- [THE DATA]:
•••••

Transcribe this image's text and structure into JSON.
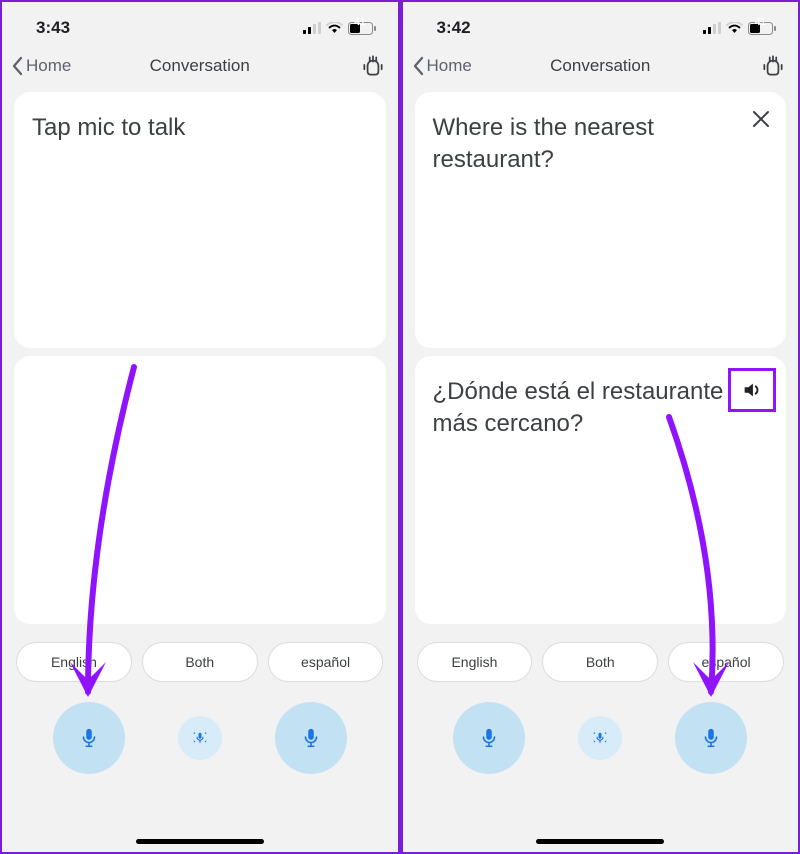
{
  "left": {
    "status": {
      "time": "3:43",
      "battery": "41"
    },
    "nav": {
      "back_label": "Home",
      "title": "Conversation"
    },
    "card_top": {
      "text": "Tap mic to talk"
    },
    "card_bottom": {
      "text": ""
    },
    "chips": {
      "lang1": "English",
      "both": "Both",
      "lang2": "español"
    }
  },
  "right": {
    "status": {
      "time": "3:42",
      "battery": "41"
    },
    "nav": {
      "back_label": "Home",
      "title": "Conversation"
    },
    "card_top": {
      "text": "Where is the nearest restaurant?"
    },
    "card_bottom": {
      "text": "¿Dónde está el restaurante más cercano?"
    },
    "chips": {
      "lang1": "English",
      "both": "Both",
      "lang2": "español"
    }
  },
  "colors": {
    "accent": "#9013fe",
    "mic_bg": "#c2e1f3"
  }
}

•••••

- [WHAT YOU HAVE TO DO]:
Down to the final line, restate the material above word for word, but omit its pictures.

- [ANSWER FOR THE TASK]:
Transcribe this image's text and structure into JSON.
{
  "left": {
    "status": {
      "time": "3:43",
      "battery": "41"
    },
    "nav": {
      "back_label": "Home",
      "title": "Conversation"
    },
    "card_top": {
      "text": "Tap mic to talk"
    },
    "card_bottom": {
      "text": ""
    },
    "chips": {
      "lang1": "English",
      "both": "Both",
      "lang2": "español"
    }
  },
  "right": {
    "status": {
      "time": "3:42",
      "battery": "41"
    },
    "nav": {
      "back_label": "Home",
      "title": "Conversation"
    },
    "card_top": {
      "text": "Where is the nearest restaurant?"
    },
    "card_bottom": {
      "text": "¿Dónde está el restaurante más cercano?"
    },
    "chips": {
      "lang1": "English",
      "both": "Both",
      "lang2": "español"
    }
  },
  "colors": {
    "accent": "#9013fe",
    "mic_bg": "#c2e1f3"
  }
}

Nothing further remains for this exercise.